| Required action |
Look for the word "Java" in the records, and copy each line where it appears.

| Data listing |
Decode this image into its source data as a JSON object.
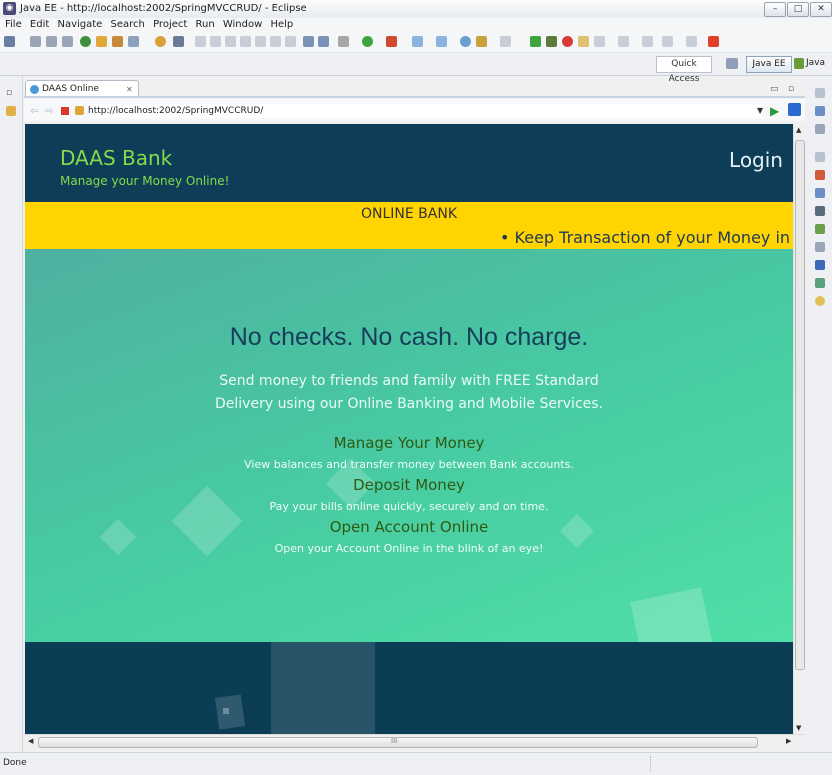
{
  "window": {
    "title": "Java EE - http://localhost:2002/SpringMVCCRUD/ - Eclipse",
    "min": "–",
    "max": "□",
    "close": "✕"
  },
  "menu": [
    "File",
    "Edit",
    "Navigate",
    "Search",
    "Project",
    "Run",
    "Window",
    "Help"
  ],
  "perspectives": {
    "quick_access": "Quick Access",
    "java_ee": "Java EE",
    "java": "Java"
  },
  "editor": {
    "tab_label": "DAAS Online Banking",
    "tab_close": "✕",
    "url": "http://localhost:2002/SpringMVCCRUD/"
  },
  "site": {
    "brand": "DAAS Bank",
    "tagline": "Manage your Money Online!",
    "login": "Login",
    "banner_title": "ONLINE BANK",
    "marquee": "•  Keep Transaction of your Money in blink of",
    "headline": "No checks. No cash. No charge.",
    "subline": "Send money to friends and family with FREE Standard Delivery using our Online Banking and Mobile Services.",
    "features": [
      {
        "title": "Manage Your Money",
        "desc": "View balances and transfer money between Bank accounts."
      },
      {
        "title": "Deposit Money",
        "desc": "Pay your bills online quickly, securely and on time."
      },
      {
        "title": "Open Account Online",
        "desc": "Open your Account Online in the blink of an eye!"
      }
    ]
  },
  "scroll": {
    "h_center": "III"
  },
  "status": {
    "text": "Done"
  },
  "colors": {
    "accent_green": "#86d94a",
    "banner_yellow": "#ffd400",
    "dark_navy": "#0d3d57",
    "feature_title": "#2f5a10"
  }
}
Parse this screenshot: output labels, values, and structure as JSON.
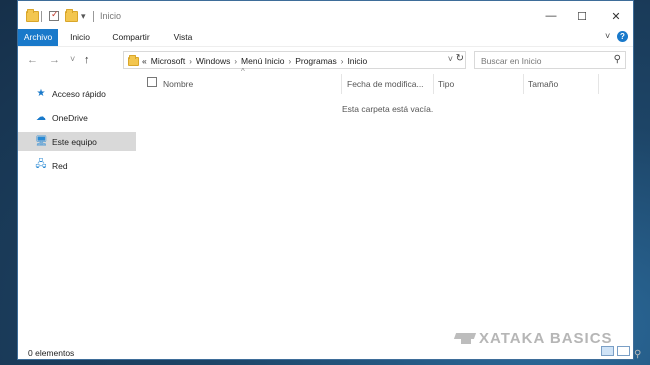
{
  "window": {
    "title": "Inicio",
    "minimize": "—",
    "maximize": "☐",
    "close": "✕"
  },
  "ribbon": {
    "tabs": [
      "Archivo",
      "Inicio",
      "Compartir",
      "Vista"
    ],
    "expand": "˅",
    "help": "?"
  },
  "address": {
    "overflow": "«",
    "crumbs": [
      "Microsoft",
      "Windows",
      "Menú Inicio",
      "Programas",
      "Inicio"
    ],
    "separator": "›",
    "dropdown": "˅",
    "refresh": "↻"
  },
  "search": {
    "placeholder": "Buscar en Inicio",
    "icon": "search-icon"
  },
  "nav_buttons": {
    "back": "←",
    "forward": "→",
    "recent": "˅",
    "up": "↑"
  },
  "navigation_pane": {
    "items": [
      {
        "label": "Acceso rápido",
        "icon": "star-icon",
        "glyph": "★",
        "color": "#1979ca"
      },
      {
        "label": "OneDrive",
        "icon": "cloud-icon",
        "glyph": "☁",
        "color": "#1979ca"
      },
      {
        "label": "Este equipo",
        "icon": "computer-icon",
        "glyph": "🖥",
        "color": "#2a8ad4",
        "selected": true
      },
      {
        "label": "Red",
        "icon": "network-icon",
        "glyph": "🖧",
        "color": "#2a8ad4"
      }
    ]
  },
  "columns": [
    "Nombre",
    "Fecha de modifica...",
    "Tipo",
    "Tamaño"
  ],
  "sort_indicator": "^",
  "empty_message": "Esta carpeta está vacía.",
  "status": {
    "count": "0 elementos"
  },
  "watermark": "XATAKA BASICS",
  "colors": {
    "accent": "#1979ca",
    "selection": "#d9d9d9",
    "desktop": "#1c3a56"
  }
}
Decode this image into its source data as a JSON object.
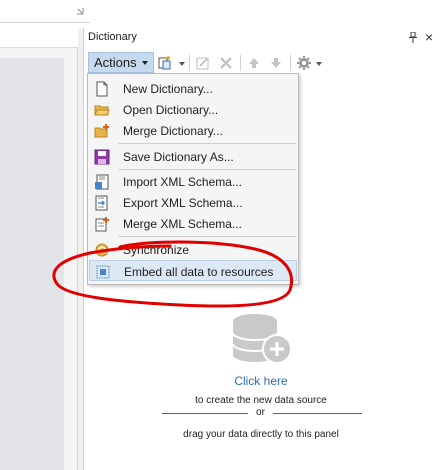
{
  "panel": {
    "title": "Dictionary",
    "pin_icon": "pin-icon",
    "close_icon": "close-icon"
  },
  "toolbar": {
    "actions_label": "Actions",
    "icons": [
      "new-item-icon",
      "edit-icon",
      "delete-icon",
      "move-up-icon",
      "move-down-icon",
      "settings-icon"
    ]
  },
  "menu": {
    "items": [
      {
        "label": "New Dictionary...",
        "icon": "new-document-icon"
      },
      {
        "label": "Open Dictionary...",
        "icon": "open-folder-icon"
      },
      {
        "label": "Merge Dictionary...",
        "icon": "merge-folder-icon"
      },
      {
        "label": "Save Dictionary As...",
        "icon": "save-icon"
      },
      {
        "label": "Import XML Schema...",
        "icon": "import-xml-icon"
      },
      {
        "label": "Export XML Schema...",
        "icon": "export-xml-icon"
      },
      {
        "label": "Merge XML Schema...",
        "icon": "merge-xml-icon"
      },
      {
        "label": "Synchronize",
        "icon": "synchronize-icon"
      },
      {
        "label": "Embed all data to resources",
        "icon": "embed-data-icon"
      }
    ]
  },
  "empty_state": {
    "link": "Click here",
    "line1": "to create the new data source",
    "or": "or",
    "line2": "drag your data directly to this panel",
    "icon": "database-add-icon"
  },
  "colors": {
    "accent_link": "#2a6fb7",
    "actions_button_bg": "#c6d9ef",
    "highlight_bg": "#dde8f5",
    "annotation": "#e00000"
  }
}
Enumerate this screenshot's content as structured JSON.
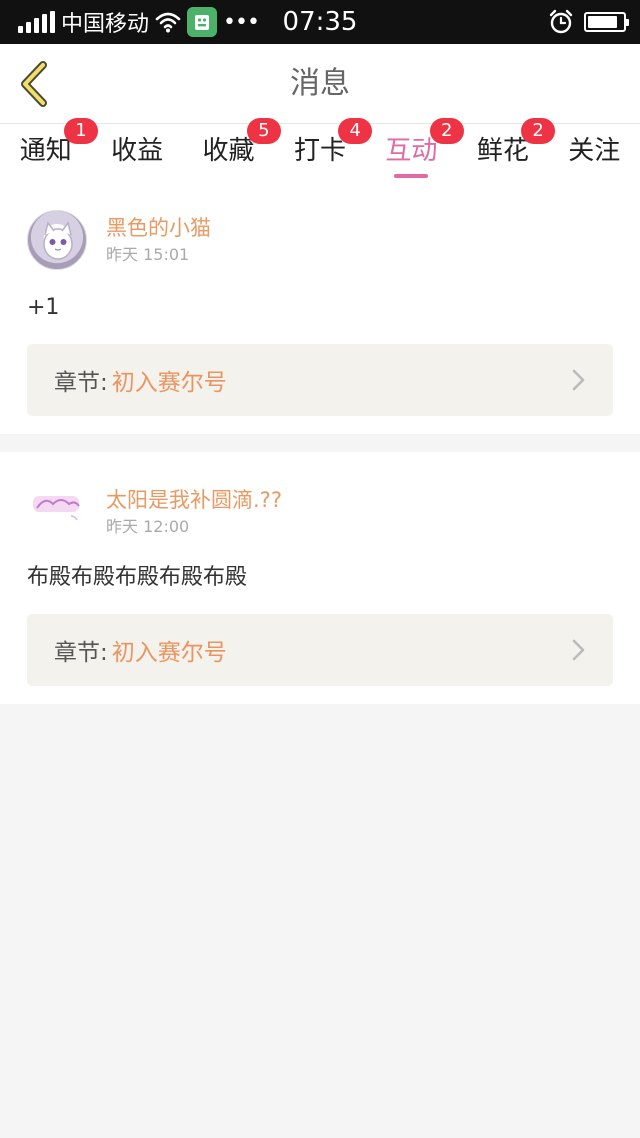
{
  "status_bar": {
    "carrier": "中国移动",
    "time": "07:35",
    "dots": "•••",
    "battery_level": 0.85
  },
  "nav": {
    "title": "消息"
  },
  "tabs": [
    {
      "label": "通知",
      "badge": "1",
      "active": false
    },
    {
      "label": "收益",
      "badge": "",
      "active": false
    },
    {
      "label": "收藏",
      "badge": "5",
      "active": false
    },
    {
      "label": "打卡",
      "badge": "4",
      "active": false
    },
    {
      "label": "互动",
      "badge": "2",
      "active": true
    },
    {
      "label": "鲜花",
      "badge": "2",
      "active": false
    },
    {
      "label": "关注",
      "badge": "",
      "active": false
    }
  ],
  "messages": [
    {
      "user": "黑色的小猫",
      "time": "昨天 15:01",
      "body": "+1",
      "chapter_label": "章节:",
      "chapter_name": "初入赛尔号"
    },
    {
      "user": "太阳是我补圆滴.??",
      "time": "昨天 12:00",
      "body": "布殿布殿布殿布殿布殿",
      "chapter_label": "章节:",
      "chapter_name": "初入赛尔号"
    }
  ],
  "colors": {
    "accent": "#e26aa3",
    "username": "#e99a62",
    "badge": "#ee3344",
    "chapter_bg": "#f3f2ec"
  }
}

| Exercise answer |
    "title": "Java EE - http://localhost:2002/SpringMVCCRUD/ - Eclipse",
    "java_ee": "Java EE",
    "java": "Java"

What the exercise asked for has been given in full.